**WORK TO BE COMPLETED:** The reply has to be a number alone, equal to how many lines in the entries below hold the string "ソリューション".

**Dataset excerpts:**
——
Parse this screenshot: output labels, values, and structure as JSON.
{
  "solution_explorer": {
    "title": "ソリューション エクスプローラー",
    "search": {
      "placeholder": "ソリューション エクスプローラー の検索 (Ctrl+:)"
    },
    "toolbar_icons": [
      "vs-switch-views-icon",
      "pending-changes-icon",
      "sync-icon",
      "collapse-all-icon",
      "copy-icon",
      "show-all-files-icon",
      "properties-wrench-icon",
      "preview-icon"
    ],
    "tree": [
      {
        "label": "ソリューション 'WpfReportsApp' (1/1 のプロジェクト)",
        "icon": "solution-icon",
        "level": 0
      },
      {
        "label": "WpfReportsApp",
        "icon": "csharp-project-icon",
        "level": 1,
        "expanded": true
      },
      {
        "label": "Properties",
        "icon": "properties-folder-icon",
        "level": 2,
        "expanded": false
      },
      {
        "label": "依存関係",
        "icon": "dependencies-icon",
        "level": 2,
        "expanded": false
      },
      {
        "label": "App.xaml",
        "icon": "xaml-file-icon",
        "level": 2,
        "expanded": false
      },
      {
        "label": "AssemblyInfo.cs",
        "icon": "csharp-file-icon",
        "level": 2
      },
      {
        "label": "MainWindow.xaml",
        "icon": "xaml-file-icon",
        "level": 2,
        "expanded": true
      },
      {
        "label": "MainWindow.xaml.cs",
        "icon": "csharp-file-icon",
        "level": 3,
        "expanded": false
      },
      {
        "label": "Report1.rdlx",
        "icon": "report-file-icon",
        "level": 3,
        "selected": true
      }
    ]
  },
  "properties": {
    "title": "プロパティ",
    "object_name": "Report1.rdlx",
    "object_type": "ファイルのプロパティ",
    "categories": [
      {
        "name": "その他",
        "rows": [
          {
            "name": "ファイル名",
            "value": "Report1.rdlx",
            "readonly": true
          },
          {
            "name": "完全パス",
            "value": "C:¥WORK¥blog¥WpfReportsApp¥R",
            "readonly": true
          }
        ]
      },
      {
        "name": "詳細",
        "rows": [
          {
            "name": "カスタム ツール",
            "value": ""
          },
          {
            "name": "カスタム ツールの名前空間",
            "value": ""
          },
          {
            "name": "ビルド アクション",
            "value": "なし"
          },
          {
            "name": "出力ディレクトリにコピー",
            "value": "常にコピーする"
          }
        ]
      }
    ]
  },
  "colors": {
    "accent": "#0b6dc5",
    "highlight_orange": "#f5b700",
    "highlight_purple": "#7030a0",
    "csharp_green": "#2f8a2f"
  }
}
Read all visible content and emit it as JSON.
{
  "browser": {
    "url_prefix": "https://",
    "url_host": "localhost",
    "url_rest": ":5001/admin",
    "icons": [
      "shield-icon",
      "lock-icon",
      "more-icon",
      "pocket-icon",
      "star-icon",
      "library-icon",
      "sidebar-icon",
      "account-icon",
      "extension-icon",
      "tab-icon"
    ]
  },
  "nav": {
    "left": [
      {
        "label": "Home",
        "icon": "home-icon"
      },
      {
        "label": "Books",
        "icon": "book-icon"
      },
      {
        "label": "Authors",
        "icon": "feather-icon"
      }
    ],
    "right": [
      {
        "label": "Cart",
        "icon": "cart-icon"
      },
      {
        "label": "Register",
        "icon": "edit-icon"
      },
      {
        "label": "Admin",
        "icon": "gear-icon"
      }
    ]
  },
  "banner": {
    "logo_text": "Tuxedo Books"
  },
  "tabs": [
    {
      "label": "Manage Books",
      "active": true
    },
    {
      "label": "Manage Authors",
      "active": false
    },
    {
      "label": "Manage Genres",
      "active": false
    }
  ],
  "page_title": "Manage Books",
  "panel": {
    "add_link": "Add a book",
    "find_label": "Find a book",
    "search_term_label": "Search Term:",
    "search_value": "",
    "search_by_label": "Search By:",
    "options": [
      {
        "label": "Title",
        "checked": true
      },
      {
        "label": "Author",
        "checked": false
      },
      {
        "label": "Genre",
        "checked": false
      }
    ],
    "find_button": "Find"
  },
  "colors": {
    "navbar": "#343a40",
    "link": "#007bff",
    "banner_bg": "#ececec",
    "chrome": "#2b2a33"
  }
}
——
**SOLUTION TO THIS TASK:** 3